Kaleidoscope is (was) a Macintosh Operating System GUI customization extension, which alters the elements and settings the pre X (10.0) MacOS uses to draw the GUI.

The process of 'scheme' creation involves a fairly time consuming process of mucking about with ResEdit and a special set of templates that allow for the editing of the special definition resources the extension uses. These settings define certain relevant areas of multiple image resources, usually abnormal cicns created most frequently by use of a hex hack to the ResEdit code to allow it to manipulate nonstandard cicn sizes. These defined areas are then patched according to and along with the other settings to running MacOS.

Amazingly enough this caused relatively few crashes, normally only taking down the system once every 150 patchings or so, an issue only to the very indecisive, or those already masochistic enough to go through the process of 'scheme' creation.

The patched drawing protocols usually had no noticeable effect on performance, unless they were excessively heavy, complex, or just plain badly made, in which case they could prove very slow (and since inefficient ones were normally fairly bulky were really not practical to work with on a daily basis any way).

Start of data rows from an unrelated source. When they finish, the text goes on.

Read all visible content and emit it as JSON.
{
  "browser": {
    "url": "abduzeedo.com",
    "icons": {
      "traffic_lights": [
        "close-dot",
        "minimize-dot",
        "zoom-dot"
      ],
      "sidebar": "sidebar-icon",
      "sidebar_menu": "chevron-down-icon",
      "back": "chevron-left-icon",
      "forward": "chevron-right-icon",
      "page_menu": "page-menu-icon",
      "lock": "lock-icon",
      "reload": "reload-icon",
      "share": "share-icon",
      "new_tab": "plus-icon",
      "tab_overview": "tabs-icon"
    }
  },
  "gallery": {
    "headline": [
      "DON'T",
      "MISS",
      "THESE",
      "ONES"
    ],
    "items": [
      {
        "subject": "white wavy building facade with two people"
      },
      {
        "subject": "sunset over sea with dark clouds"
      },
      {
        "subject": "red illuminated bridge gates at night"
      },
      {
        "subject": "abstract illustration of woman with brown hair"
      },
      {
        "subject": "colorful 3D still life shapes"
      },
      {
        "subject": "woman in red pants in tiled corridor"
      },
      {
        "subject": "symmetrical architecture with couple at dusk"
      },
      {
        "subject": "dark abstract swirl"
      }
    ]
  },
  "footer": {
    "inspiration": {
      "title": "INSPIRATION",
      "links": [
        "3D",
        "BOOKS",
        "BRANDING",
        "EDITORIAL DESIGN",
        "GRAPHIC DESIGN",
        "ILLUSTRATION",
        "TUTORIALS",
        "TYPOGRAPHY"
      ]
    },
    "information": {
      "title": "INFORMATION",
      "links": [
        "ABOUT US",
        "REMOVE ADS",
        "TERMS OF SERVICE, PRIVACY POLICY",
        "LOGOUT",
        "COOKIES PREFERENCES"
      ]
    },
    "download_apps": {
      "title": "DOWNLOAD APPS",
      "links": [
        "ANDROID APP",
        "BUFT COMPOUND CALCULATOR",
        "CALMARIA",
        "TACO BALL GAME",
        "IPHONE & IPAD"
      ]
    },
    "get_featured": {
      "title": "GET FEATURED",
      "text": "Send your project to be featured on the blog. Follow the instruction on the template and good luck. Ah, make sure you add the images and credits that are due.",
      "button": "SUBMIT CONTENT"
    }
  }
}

Given the completely different system post MacOS X uses for drawing the GUI, Kaleidoscope is completely unportable. Also Apple's present attitude makes it seam very unlikely that any similar product will exist for MacOS X at any time in the near future. One such project was started and the creators of the tool were heavily threatened with legal action over reverse engineering proprietary Apple technologies. An action which has been laughed at, scorned, and supported by those who have had one to many doses of the Jobs Reality Distortion Field.